Web design and e-commerce development have numerous dilemmas: which font works best, what wording will encourage purchases the most, and what is the most effective way to shorten the purchasing path? The multitude of options can pose challenges for designers and businesses alike. How do you choose the best solution? How will our clients react to such changes? Of course, applying best design practices is a good starting point, but it may only sometimes help answer all the questions. Design choices can positively impact revenues.
So, what should we do? Base decisions on solid data.
Where to obtain it? It’s best to conduct A/B tests and determine which solution performs better.
A/B tests in user interface (UI) design allow testing different variations of the interface. Conducting A/B tests involves presenting one group of users with version “A” of the interface while another group receives version “B.” The results of both groups are then compared to determine which version of the interface outperformed the other based on specified criteria.
A/B tests can be used to examine prototypes during product development and support the creation of marketing and promotional strategies. They are effective for small and large decisions impacting the organization’s financial outcomes. A/B tests are valuable when you already have a hypothesis based on prior research and want to confirm it.
In this research method, there are single-variant tests and multi-variant tests. Single-variant tests compare two variants of a given element, such as comparing a red button to a blue one. On the other hand, multi-variant tests can simultaneously compare more than two variants of a button, for example, red, blue, green, and white (which may also differ in headlines, like “Check This” and “See More”). From our perspective, it’s often more straightforward to use single-variant tests as they allow for easier tracking of test results and subsequent decision-making.
Consider testing elements that will significantly impact the user experience or areas where you lack sufficient data to understand user behaviour or emotions.
Some examples of A/B test elements include:
1.Define the Goal: Before conducting a test, know why you’re doing it. Defining the goal of A/B tests helps identify which element of the site you want to study. Ensure that versions A and B are “tracked” and analyzed using tools like Google Analytics or Google Optimize for quantitative assessment.
Examples of goals:
2.Specify Testable Elements: Consider what aspect of the project you can change to move closer to your goal. Before starting tests, define the test result with your team, signifying “success” for a particular version.
3.Develop Hypotheses: Formulate hypotheses to help answer your questions and create test versions. This ensures the validity of the tests and allows critical consideration of your ideas. Try to condense your hypothesis into a single sentence.
4.Create Version B: To conduct an A/B test, prepare two versions of a single variable (button colour, CTA, etc.). Determine the target audience to obtain statistically significant results. Randomly expose half of the target group to version A and the other half to version B.
5.Results Analysis: When results are available, analyze the data obtained and select a clear winner. If version B achieves the established effectiveness level and confirms your hypothesis, you can implement it for all users (without A/B versions). If the hypothesis is debunked, stick with the original version A or create and test a new hypothesis. Consider using other research methods to supplement data. Inaccurate analysis of test results can negate the entire research process.

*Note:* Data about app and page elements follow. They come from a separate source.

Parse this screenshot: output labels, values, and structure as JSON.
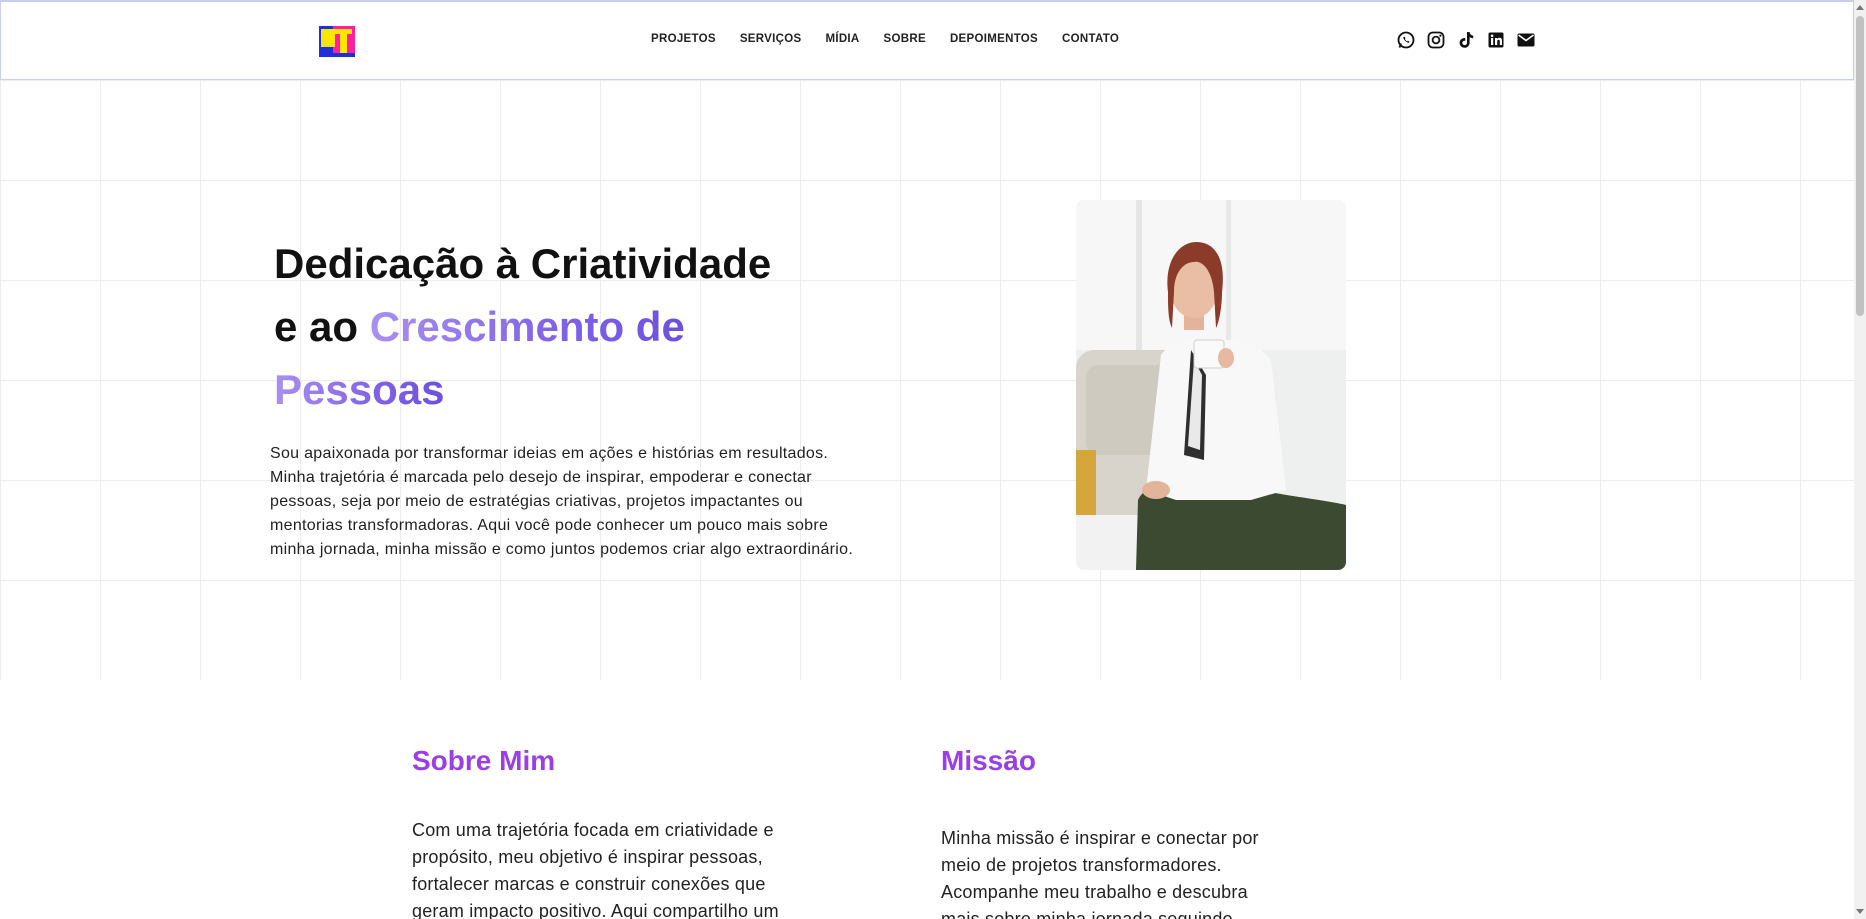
{
  "header": {
    "nav": [
      "PROJETOS",
      "SERVIÇOS",
      "MÍDIA",
      "SOBRE",
      "DEPOIMENTOS",
      "CONTATO"
    ],
    "socials": [
      "whatsapp-icon",
      "instagram-icon",
      "tiktok-icon",
      "linkedin-icon",
      "email-icon"
    ]
  },
  "hero": {
    "title_line1": "Dedicação à Criatividade",
    "title_line2_prefix": "e ao ",
    "title_accent_1": "Crescimento de",
    "title_accent_2": "Pessoas",
    "paragraph": "Sou apaixonada por transformar ideias em ações e histórias em resultados. Minha trajetória é marcada pelo desejo de inspirar, empoderar e conectar pessoas, seja por meio de estratégias criativas, projetos impactantes ou mentorias transformadoras. Aqui você pode conhecer um pouco mais sobre minha jornada, minha missão e como juntos podemos criar algo extraordinário."
  },
  "about": {
    "heading": "Sobre Mim",
    "text": "Com uma trajetória focada em criatividade e propósito, meu objetivo é inspirar pessoas, fortalecer marcas e construir conexões que geram impacto positivo. Aqui compartilho um"
  },
  "mission": {
    "heading": "Missão",
    "text": "Minha missão é inspirar e conectar por meio de projetos transformadores. Acompanhe meu trabalho e descubra mais sobre minha jornada seguindo"
  },
  "colors": {
    "accent_purple": "#8062e6",
    "heading_purple": "#9b3ee6",
    "header_border": "#c9cdef"
  }
}
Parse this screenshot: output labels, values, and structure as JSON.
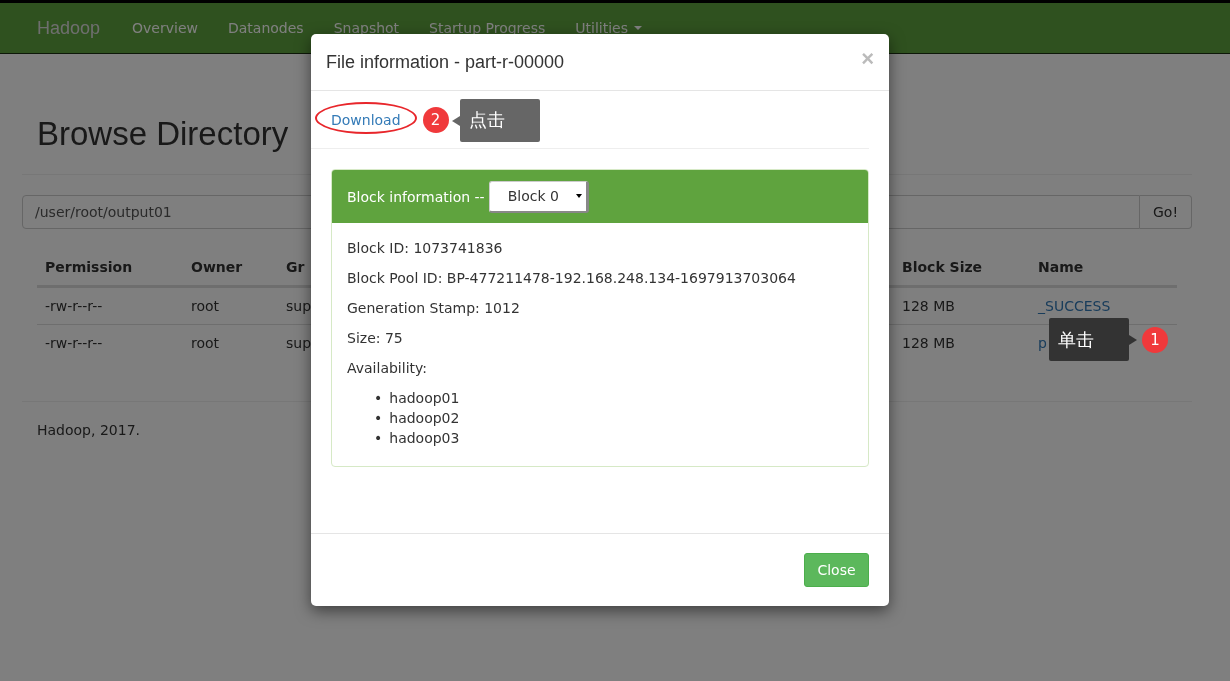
{
  "navbar": {
    "brand": "Hadoop",
    "items": [
      {
        "label": "Overview",
        "dropdown": false
      },
      {
        "label": "Datanodes",
        "dropdown": false
      },
      {
        "label": "Snapshot",
        "dropdown": false
      },
      {
        "label": "Startup Progress",
        "dropdown": false
      },
      {
        "label": "Utilities",
        "dropdown": true
      }
    ]
  },
  "page": {
    "title": "Browse Directory",
    "path_field": {
      "value": "/user/root/output01"
    },
    "go_button": "Go!",
    "table": {
      "columns": [
        "Permission",
        "Owner",
        "Gr",
        "Block Size",
        "Name"
      ],
      "rows": [
        {
          "cells": [
            "-rw-r--r--",
            "root",
            "sup",
            "128 MB",
            "_SUCCESS"
          ]
        },
        {
          "cells": [
            "-rw-r--r--",
            "root",
            "sup",
            "128 MB",
            "p"
          ]
        }
      ]
    },
    "footer": "Hadoop, 2017."
  },
  "modal": {
    "title": "File information - part-r-00000",
    "close_icon": "×",
    "download_link": "Download",
    "panel": {
      "heading": "Block information --",
      "block_select": "Block 0",
      "fields": [
        "Block ID: 1073741836",
        "Block Pool ID: BP-477211478-192.168.248.134-1697913703064",
        "Generation Stamp: 1012",
        "Size: 75",
        "Availability:"
      ],
      "marker": "•",
      "hosts": [
        "hadoop01",
        "hadoop02",
        "hadoop03"
      ]
    },
    "close_button": "Close"
  },
  "annotations": [
    {
      "number": "2",
      "callout": "点击"
    },
    {
      "number": "1",
      "callout": "单击"
    }
  ]
}
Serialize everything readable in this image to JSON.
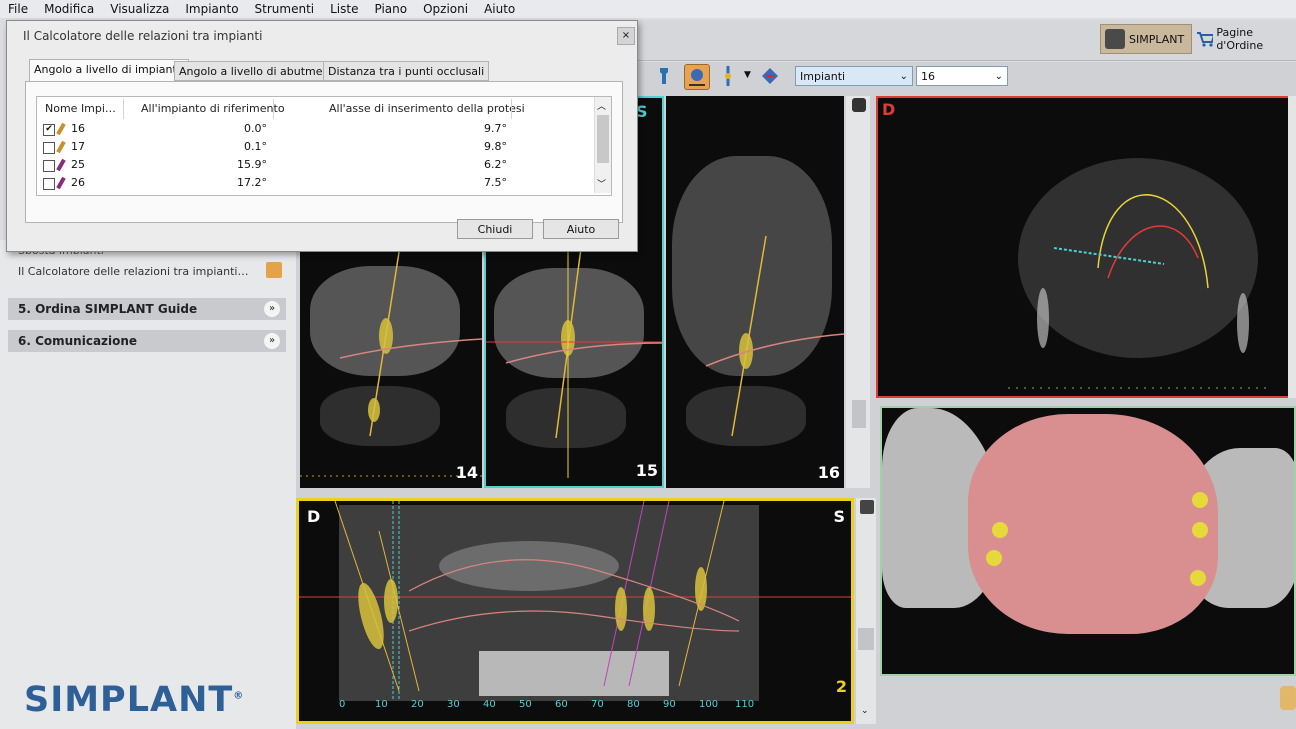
{
  "menu": [
    "File",
    "Modifica",
    "Visualizza",
    "Impianto",
    "Strumenti",
    "Liste",
    "Piano",
    "Opzioni",
    "Aiuto"
  ],
  "toolbar": {
    "simplant_tab": "SIMPLANT",
    "ordini_tab": "Pagine d'Ordine",
    "select_implants": "Impianti",
    "select_number": "16"
  },
  "dialog": {
    "title": "Il Calcolatore delle relazioni tra impianti",
    "close": "×",
    "tabs": [
      "Angolo a livello di impianto",
      "Angolo a livello di abutment",
      "Distanza tra i punti occlusali"
    ],
    "columns": [
      "Nome Impi…",
      "All'impianto di riferimento",
      "All'asse di inserimento della protesi"
    ],
    "rows": [
      {
        "checked": "✔",
        "id": "16",
        "ref": "0.0°",
        "prot": "9.7°",
        "pen": "#c8912a"
      },
      {
        "checked": "",
        "id": "17",
        "ref": "0.1°",
        "prot": "9.8°",
        "pen": "#c8912a"
      },
      {
        "checked": "",
        "id": "25",
        "ref": "15.9°",
        "prot": "6.2°",
        "pen": "#8b2b7a"
      },
      {
        "checked": "",
        "id": "26",
        "ref": "17.2°",
        "prot": "7.5°",
        "pen": "#8b2b7a"
      }
    ],
    "buttons": {
      "close": "Chiudi",
      "help": "Aiuto"
    }
  },
  "left_panel": {
    "truncated_item": "Sposta impianti",
    "calc_item": "Il Calcolatore delle relazioni tra impianti…",
    "section5": "5. Ordina SIMPLANT Guide",
    "section6": "6. Comunicazione",
    "chevron": "»",
    "brand": "SIMPLANT",
    "brand_reg": "®"
  },
  "views": {
    "slice_labels": [
      "14",
      "15",
      "16"
    ],
    "slice_side": "S",
    "axial_side": "D",
    "pano_left": "D",
    "pano_right": "S",
    "pano_number": "2",
    "pano_ruler": [
      "0",
      "10",
      "20",
      "30",
      "40",
      "50",
      "60",
      "70",
      "80",
      "90",
      "100",
      "110"
    ]
  },
  "colors": {
    "yellow_border": "#e9d21a",
    "cyan_border": "#4fd0d2",
    "red_border": "#e03a3a",
    "green_border": "#9fd3a3",
    "implant": "#d7c13c",
    "gum": "#d9857f"
  }
}
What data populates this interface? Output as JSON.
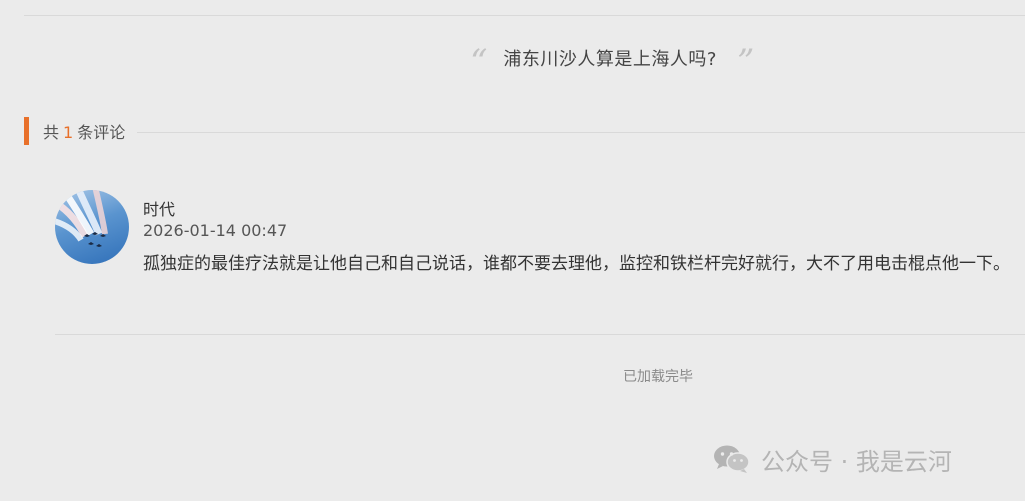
{
  "article": {
    "quote_open": "“",
    "quote_text": "浦东川沙人算是上海人吗?",
    "quote_close": "”"
  },
  "comments_section": {
    "prefix": "共",
    "count": "1",
    "suffix": "条评论",
    "accent_color": "#e8702a"
  },
  "comments": [
    {
      "author": "时代",
      "time": "2026-01-14 00:47",
      "text": "孤独症的最佳疗法就是让他自己和自己说话，谁都不要去理他，监控和铁栏杆完好就行，大不了用电击棍点他一下。",
      "avatar_icon": "airshow-jets-avatar"
    }
  ],
  "load_status": "已加载完毕",
  "watermark": {
    "icon": "wechat-icon",
    "text": "公众号 · 我是云河"
  }
}
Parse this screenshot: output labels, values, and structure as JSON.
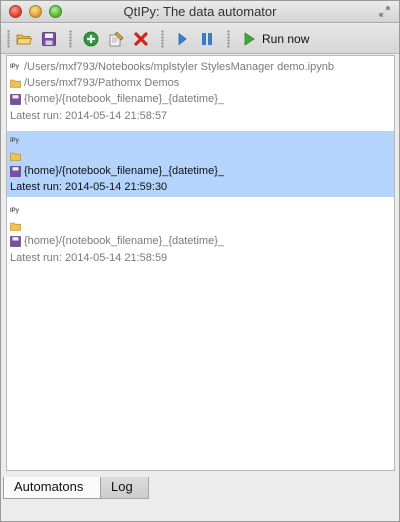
{
  "window": {
    "title": "QtIPy: The data automator"
  },
  "toolbar": {
    "run_now_label": "Run now",
    "icons": [
      "folder-open-icon",
      "save-icon",
      "add-icon",
      "edit-icon",
      "delete-icon",
      "play-icon",
      "pause-icon",
      "run-now-icon"
    ]
  },
  "automatons": [
    {
      "badge": "IPy",
      "notebook": "/Users/mxf793/Notebooks/mplstyler StylesManager demo.ipynb",
      "watch_folder": "/Users/mxf793/Pathomx Demos",
      "output_pattern": "{home}/{notebook_filename}_{datetime}_",
      "latest_run": "Latest run: 2014-05-14 21:58:57",
      "selected": false
    },
    {
      "badge": "IPy",
      "notebook": "",
      "watch_folder": "",
      "output_pattern": "{home}/{notebook_filename}_{datetime}_",
      "latest_run": "Latest run: 2014-05-14 21:59:30",
      "selected": true
    },
    {
      "badge": "IPy",
      "notebook": "",
      "watch_folder": "",
      "output_pattern": "{home}/{notebook_filename}_{datetime}_",
      "latest_run": "Latest run: 2014-05-14 21:58:59",
      "selected": false
    }
  ],
  "tabs": [
    {
      "label": "Automatons",
      "active": true
    },
    {
      "label": "Log",
      "active": false
    }
  ],
  "colors": {
    "selection": "#b5d4fd",
    "dim_text": "#7a7a7a"
  }
}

A/B testing methodology is technical. A good understanding of statistics and specialized technical or programming knowledge (or collaboration with a programming team) may be essential to construct such a test. Nevertheless, it is a direct, relatively simple, fast, and cost-effective method. It allows comparing two alternative versions of a product at minimal cost and obtaining satisfying results based on tests conducted by real users. However, only some elements of a site or every detail can be tested using A/B tests. Therefore, consider using other complementary research methods in conjunction with A/B tests.
We are happy to assist you in conducting A/B tests to optimize your users’ experiences. A/B tests can significantly improve the effectiveness of your website or application, but they require careful planning and monitoring, which our specialists at Media4U can guarantee.
If you are interested in conducting such tests, contact us now, and we will help you refine your site and achieve better results.